Identify every line in the records below that contains the word "browser", and reproduce each one.

--- RECORDS FOR PROCESSING Enclosed Below ---

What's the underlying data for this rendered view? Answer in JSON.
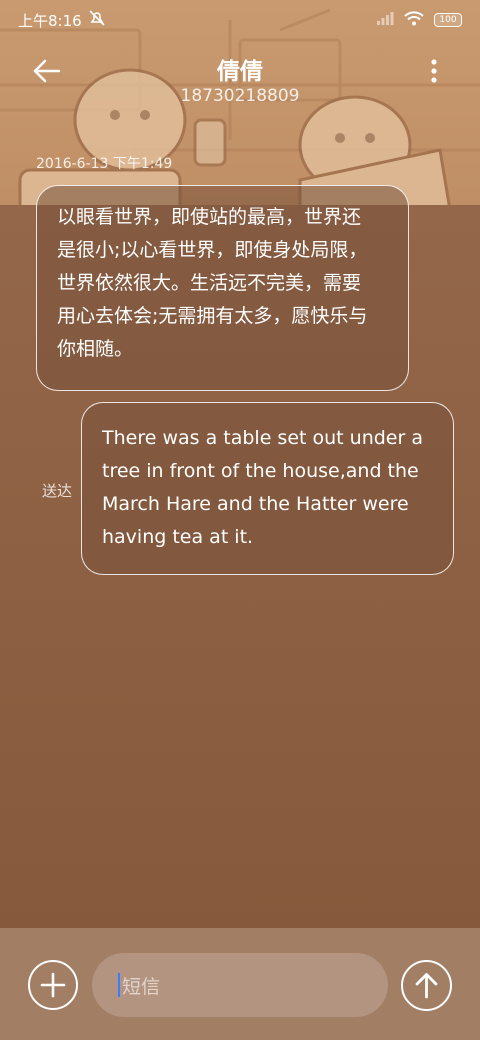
{
  "status_bar": {
    "time": "上午8:16",
    "battery": "100"
  },
  "header": {
    "title": "倩倩",
    "phone": "18730218809"
  },
  "conversation": {
    "timestamp": "2016-6-13 下午1:49",
    "messages": [
      {
        "direction": "incoming",
        "lines": [
          "以眼看世界，即使站的最高，世界还",
          "是很小;以心看世界，即使身处局限，",
          "世界依然很大。生活远不完美，需要",
          "用心去体会;无需拥有太多，愿快乐与",
          "你相随。"
        ]
      },
      {
        "direction": "outgoing",
        "lines": [
          "There was a table set out under a",
          "tree in front of the house,and the",
          "March Hare and the Hatter were",
          "having tea at it."
        ],
        "status": "送达"
      }
    ]
  },
  "composer": {
    "placeholder": "短信"
  },
  "icons": {
    "back": "arrow-left-icon",
    "more": "vertical-dots-icon",
    "add": "plus-icon",
    "send": "arrow-up-icon"
  },
  "colors": {
    "background": "#8a5f43",
    "top_background": "#c99a6f",
    "input_background": "#b39480",
    "caret": "#3b7bff"
  }
}
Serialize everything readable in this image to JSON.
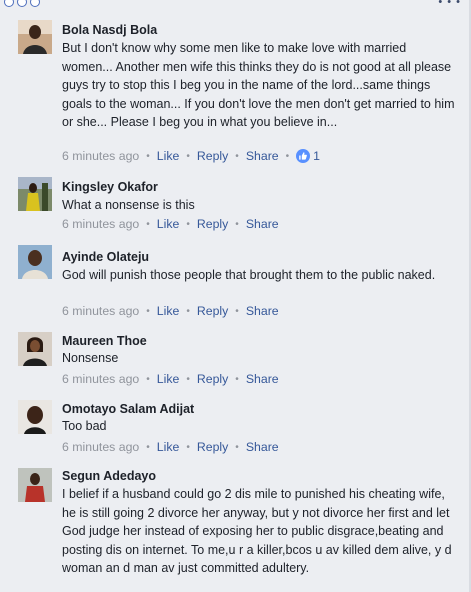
{
  "comments": [
    {
      "name": "Bola Nasdj Bola",
      "text": "But I don't know why some men like to make love with married women... Another men wife this thinks they do is not good at all please guys try to stop this I beg you in the name of the lord...same things goals to the woman... If you don't love the men don't get married to him or she... Please I beg you in what you believe in...",
      "time": "6 minutes ago",
      "like_label": "Like",
      "reply_label": "Reply",
      "share_label": "Share",
      "reaction_count": "1"
    },
    {
      "name": "Kingsley Okafor",
      "text": "What a nonsense is this",
      "time": "6 minutes ago",
      "like_label": "Like",
      "reply_label": "Reply",
      "share_label": "Share"
    },
    {
      "name": "Ayinde Olateju",
      "text": "God will punish those people that brought them to the public naked.",
      "time": "6 minutes ago",
      "like_label": "Like",
      "reply_label": "Reply",
      "share_label": "Share"
    },
    {
      "name": "Maureen Thoe",
      "text": "Nonsense",
      "time": "6 minutes ago",
      "like_label": "Like",
      "reply_label": "Reply",
      "share_label": "Share"
    },
    {
      "name": "Omotayo Salam Adijat",
      "text": "Too bad",
      "time": "6 minutes ago",
      "like_label": "Like",
      "reply_label": "Reply",
      "share_label": "Share"
    },
    {
      "name": "Segun Adedayo",
      "text": "I belief if a husband could go 2 dis mile to punished his cheating  wife, he is still going 2 divorce her anyway, but y not divorce her first and let God judge her instead of exposing her to public disgrace,beating and posting dis on internet. To me,u r a killer,bcos u av killed dem alive, y d woman an d man av just committed adultery."
    }
  ],
  "colors": {
    "background": "#eceef2",
    "link": "#365899",
    "muted": "#90949c",
    "text": "#1d2129",
    "like_badge": "#5890ff"
  },
  "icons": {
    "reaction": "thumbs-up-icon",
    "menu": "more-options-icon"
  }
}
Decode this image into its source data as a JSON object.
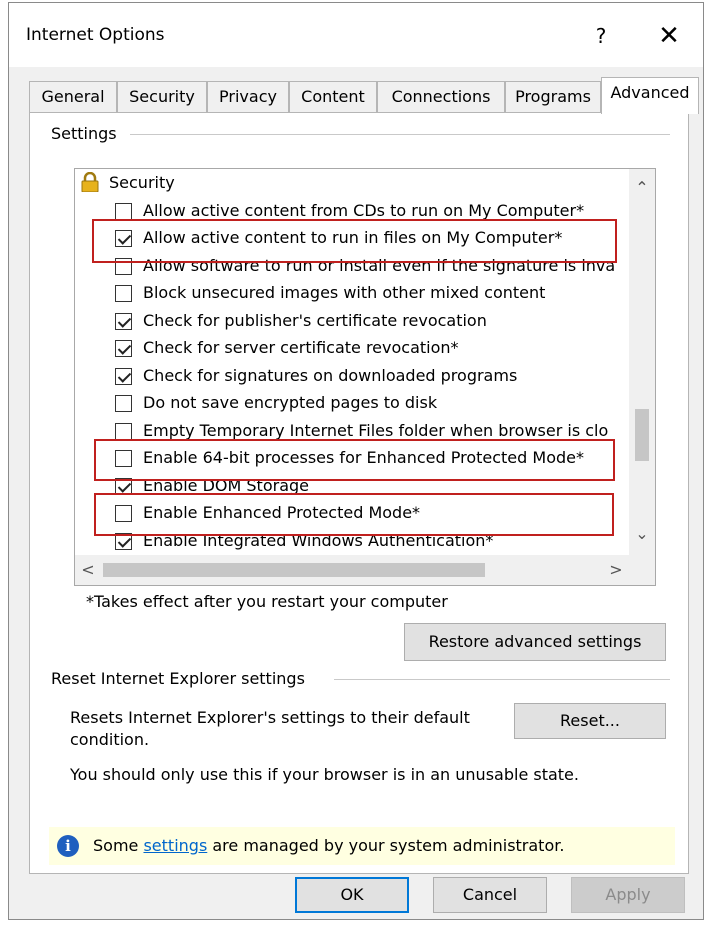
{
  "window": {
    "title": "Internet Options",
    "help_glyph": "?",
    "close_glyph": "✕"
  },
  "tabs": [
    "General",
    "Security",
    "Privacy",
    "Content",
    "Connections",
    "Programs",
    "Advanced"
  ],
  "active_tab": "Advanced",
  "settings": {
    "group_label": "Settings",
    "category": "Security",
    "items": [
      {
        "label": "Allow active content from CDs to run on My Computer*",
        "checked": false
      },
      {
        "label": "Allow active content to run in files on My Computer*",
        "checked": true
      },
      {
        "label": "Allow software to run or install even if the signature is inva",
        "checked": false
      },
      {
        "label": "Block unsecured images with other mixed content",
        "checked": false
      },
      {
        "label": "Check for publisher's certificate revocation",
        "checked": true
      },
      {
        "label": "Check for server certificate revocation*",
        "checked": true
      },
      {
        "label": "Check for signatures on downloaded programs",
        "checked": true
      },
      {
        "label": "Do not save encrypted pages to disk",
        "checked": false
      },
      {
        "label": "Empty Temporary Internet Files folder when browser is clo",
        "checked": false
      },
      {
        "label": "Enable 64-bit processes for Enhanced Protected Mode*",
        "checked": false
      },
      {
        "label": "Enable DOM Storage",
        "checked": true
      },
      {
        "label": "Enable Enhanced Protected Mode*",
        "checked": false
      },
      {
        "label": "Enable Integrated Windows Authentication*",
        "checked": true
      }
    ],
    "highlighted_items": [
      "Allow active content to run in files on My Computer*",
      "Enable 64-bit processes for Enhanced Protected Mode*",
      "Enable Enhanced Protected Mode*"
    ],
    "footnote": "*Takes effect after you restart your computer",
    "restore_button": "Restore advanced settings",
    "scroll_arrows": {
      "up": "⌃",
      "down": "⌄",
      "left": "<",
      "right": ">"
    }
  },
  "reset": {
    "group_label": "Reset Internet Explorer settings",
    "description": "Resets Internet Explorer's settings to their default condition.",
    "button": "Reset...",
    "warning": "You should only use this if your browser is in an unusable state."
  },
  "info_bar": {
    "prefix": "Some ",
    "link": "settings",
    "suffix": " are managed by your system administrator.",
    "icon": "info-icon"
  },
  "buttons": {
    "ok": "OK",
    "cancel": "Cancel",
    "apply": "Apply"
  },
  "colors": {
    "highlight_box": "#c0201e",
    "default_button_border": "#0078d7",
    "info_bar_bg": "#ffffe1",
    "link": "#0066cc"
  }
}
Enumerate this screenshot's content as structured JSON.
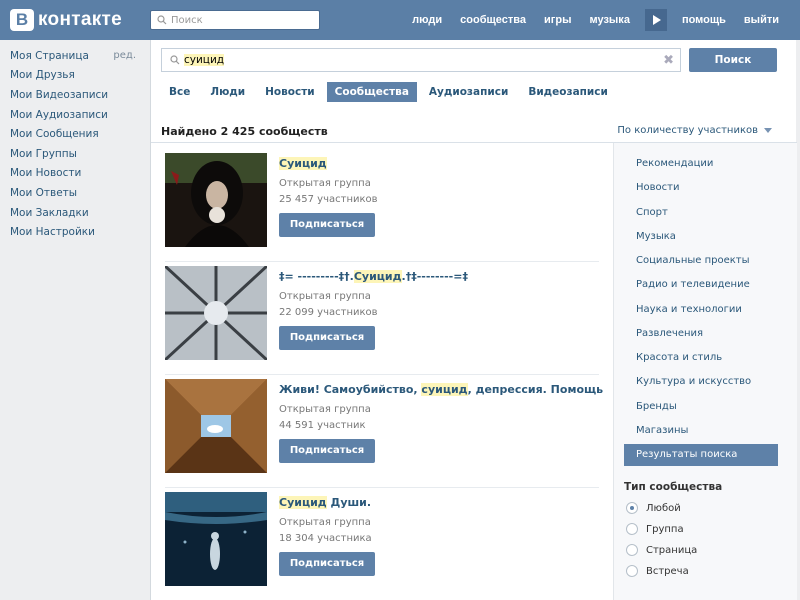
{
  "header": {
    "logo_letter": "B",
    "logo_text": "контакте",
    "search_placeholder": "Поиск",
    "nav": [
      "люди",
      "сообщества",
      "игры",
      "музыка",
      "помощь",
      "выйти"
    ]
  },
  "sidebar": {
    "edit_label": "ред.",
    "items": [
      "Моя Страница",
      "Мои Друзья",
      "Мои Видеозаписи",
      "Мои Аудиозаписи",
      "Мои Сообщения",
      "Мои Группы",
      "Мои Новости",
      "Мои Ответы",
      "Мои Закладки",
      "Мои Настройки"
    ]
  },
  "search": {
    "query": "суицид",
    "button_label": "Поиск",
    "clear_symbol": "✖"
  },
  "tabs": [
    {
      "label": "Все",
      "active": false
    },
    {
      "label": "Люди",
      "active": false
    },
    {
      "label": "Новости",
      "active": false
    },
    {
      "label": "Сообщества",
      "active": true
    },
    {
      "label": "Аудиозаписи",
      "active": false
    },
    {
      "label": "Видеозаписи",
      "active": false
    }
  ],
  "found_text": "Найдено 2 425 сообществ",
  "sort_label": "По количеству участников",
  "results": [
    {
      "name_pre": "",
      "name_hl": "Суицид",
      "name_post": "",
      "type": "Открытая группа",
      "members": "25 457 участников",
      "button": "Подписаться"
    },
    {
      "name_pre": "‡= ---------‡†.",
      "name_hl": "Суицид",
      "name_post": ".†‡--------=‡",
      "type": "Открытая группа",
      "members": "22 099 участников",
      "button": "Подписаться"
    },
    {
      "name_pre": "Живи! Самоубийство, ",
      "name_hl": "суицид",
      "name_post": ", депрессия. Помощь",
      "type": "Открытая группа",
      "members": "44 591 участник",
      "button": "Подписаться"
    },
    {
      "name_pre": "",
      "name_hl": "Суицид",
      "name_post": " Души.",
      "type": "Открытая группа",
      "members": "18 304 участника",
      "button": "Подписаться"
    }
  ],
  "categories": [
    {
      "label": "Рекомендации",
      "active": false
    },
    {
      "label": "Новости",
      "active": false
    },
    {
      "label": "Спорт",
      "active": false
    },
    {
      "label": "Музыка",
      "active": false
    },
    {
      "label": "Социальные проекты",
      "active": false
    },
    {
      "label": "Радио и телевидение",
      "active": false
    },
    {
      "label": "Наука и технологии",
      "active": false
    },
    {
      "label": "Развлечения",
      "active": false
    },
    {
      "label": "Красота и стиль",
      "active": false
    },
    {
      "label": "Культура и искусство",
      "active": false
    },
    {
      "label": "Бренды",
      "active": false
    },
    {
      "label": "Магазины",
      "active": false
    },
    {
      "label": "Результаты поиска",
      "active": true
    }
  ],
  "community_type": {
    "title": "Тип сообщества",
    "options": [
      {
        "label": "Любой",
        "checked": true
      },
      {
        "label": "Группа",
        "checked": false
      },
      {
        "label": "Страница",
        "checked": false
      },
      {
        "label": "Встреча",
        "checked": false
      }
    ]
  },
  "colors": {
    "header": "#5b7fa6",
    "accent": "#5e81a8",
    "link": "#2b587a",
    "highlight": "#fdf5b8"
  }
}
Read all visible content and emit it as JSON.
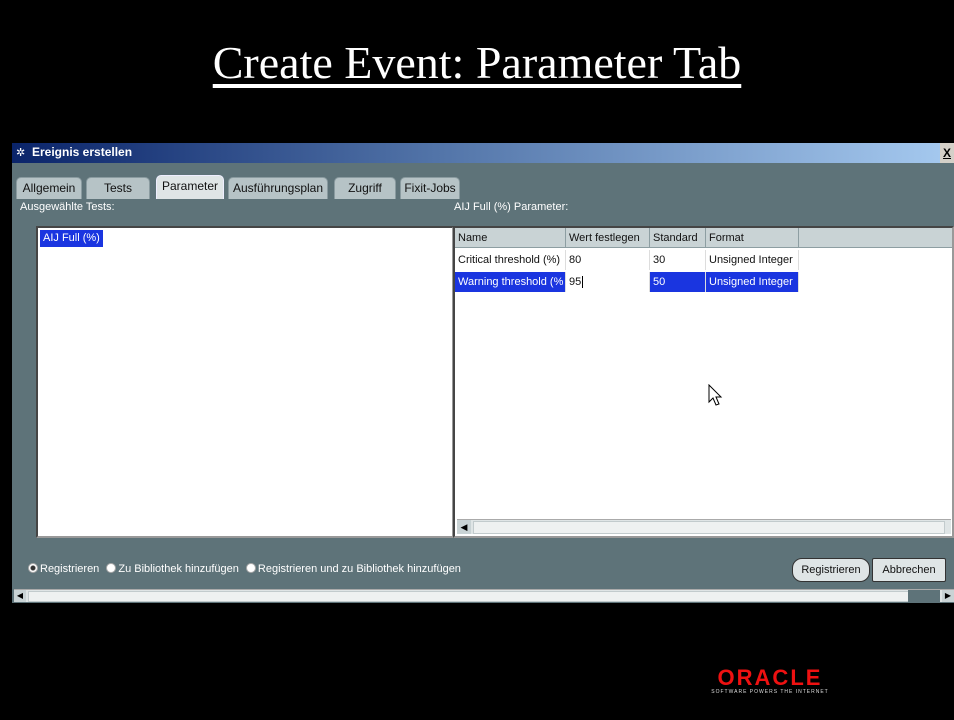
{
  "slide": {
    "title": "Create Event: Parameter Tab"
  },
  "window": {
    "title": "Ereignis erstellen",
    "close_label": "X"
  },
  "tabs": [
    {
      "label": "Allgemein"
    },
    {
      "label": "Tests"
    },
    {
      "label": "Parameter",
      "active": true
    },
    {
      "label": "Ausführungsplan"
    },
    {
      "label": "Zugriff"
    },
    {
      "label": "Fixit-Jobs"
    }
  ],
  "left_panel": {
    "label": "Ausgewählte Tests:",
    "items": [
      "AIJ Full (%)"
    ]
  },
  "right_panel": {
    "label": "AIJ Full (%) Parameter:",
    "columns": [
      "Name",
      "Wert festlegen",
      "Standard",
      "Format"
    ],
    "rows": [
      {
        "name": "Critical threshold (%)",
        "value": "80",
        "standard": "30",
        "format": "Unsigned Integer"
      },
      {
        "name": "Warning threshold (%",
        "value": "95",
        "standard": "50",
        "format": "Unsigned Integer"
      }
    ]
  },
  "radio_options": [
    {
      "label": "Registrieren",
      "selected": true
    },
    {
      "label": "Zu Bibliothek hinzufügen",
      "selected": false
    },
    {
      "label": "Registrieren und zu Bibliothek hinzufügen",
      "selected": false
    }
  ],
  "buttons": {
    "register": "Registrieren",
    "cancel": "Abbrechen"
  },
  "logo": {
    "word": "ORACLE",
    "tagline": "SOFTWARE POWERS THE INTERNET"
  },
  "colors": {
    "selection": "#1a35e0",
    "panel": "#5e7379",
    "logo": "#ee1111"
  }
}
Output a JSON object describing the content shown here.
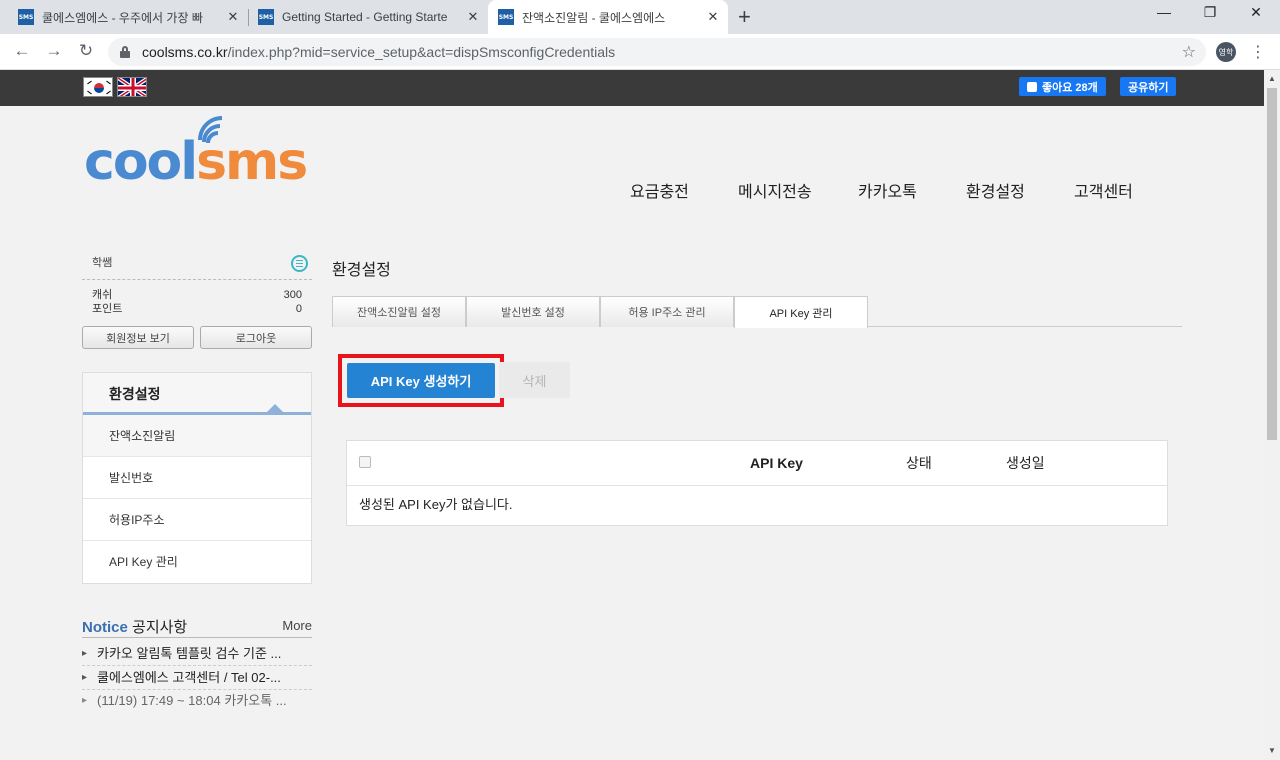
{
  "browser": {
    "tabs": [
      {
        "favicon": "SMS",
        "title": "쿨에스엠에스 - 우주에서 가장 빠",
        "close": "✕"
      },
      {
        "favicon": "SMS",
        "title": "Getting Started - Getting Starte",
        "close": "✕"
      },
      {
        "favicon": "SMS",
        "title": "잔액소진알림 - 쿨에스엠에스",
        "close": "✕"
      }
    ],
    "new_tab": "+",
    "window_controls": {
      "minimize": "—",
      "restore": "❐",
      "close": "✕"
    },
    "nav": {
      "back": "←",
      "forward": "→",
      "reload": "↻"
    },
    "url_host": "coolsms.co.kr",
    "url_rest": "/index.php?mid=service_setup&act=dispSmsconfigCredentials",
    "bookmark": "☆",
    "profile": "영학",
    "menu": "⋮"
  },
  "top": {
    "fb_like": "좋아요 28개",
    "fb_share": "공유하기"
  },
  "logo": {
    "part1": "cool",
    "part2": "sms"
  },
  "gnb": [
    "요금충전",
    "메시지전송",
    "카카오톡",
    "환경설정",
    "고객센터"
  ],
  "user": {
    "name": "학쌤",
    "cash_label": "캐쉬",
    "cash_value": "300",
    "point_label": "포인트",
    "point_value": "0",
    "btn_profile": "회원정보 보기",
    "btn_logout": "로그아웃"
  },
  "sidemenu": {
    "title": "환경설정",
    "items": [
      "잔액소진알림",
      "발신번호",
      "허용IP주소",
      "API Key 관리"
    ]
  },
  "notice": {
    "title_en": "Notice",
    "title_ko": "공지사항",
    "more": "More",
    "items": [
      "카카오 알림톡 템플릿 검수 기준 ...",
      "쿨에스엠에스 고객센터 / Tel 02-...",
      "(11/19) 17:49 ~ 18:04 카카오톡 ..."
    ]
  },
  "main": {
    "title": "환경설정",
    "tabs": [
      "잔액소진알림 설정",
      "발신번호 설정",
      "허용 IP주소 관리",
      "API Key 관리"
    ],
    "btn_create": "API Key 생성하기",
    "btn_delete": "삭제",
    "table": {
      "headers": [
        "API Key",
        "상태",
        "생성일"
      ],
      "empty": "생성된 API Key가 없습니다."
    }
  },
  "colors": {
    "accent": "#2583d3",
    "highlight": "#e8131b",
    "logo_blue": "#4a8ad0",
    "logo_orange": "#f08a3c"
  }
}
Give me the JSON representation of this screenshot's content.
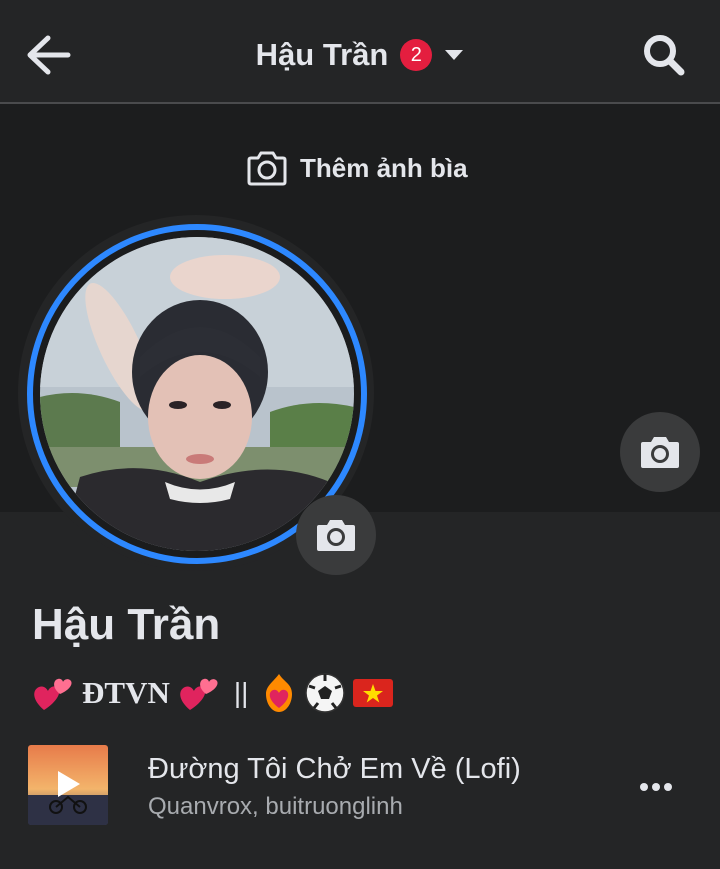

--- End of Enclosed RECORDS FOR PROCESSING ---

REPLY.
        "label": "Empty Temporary Internet Files folder when browser is clo",
    "warning": "You should only use this if your browser is in an unusable state."
  "browser": {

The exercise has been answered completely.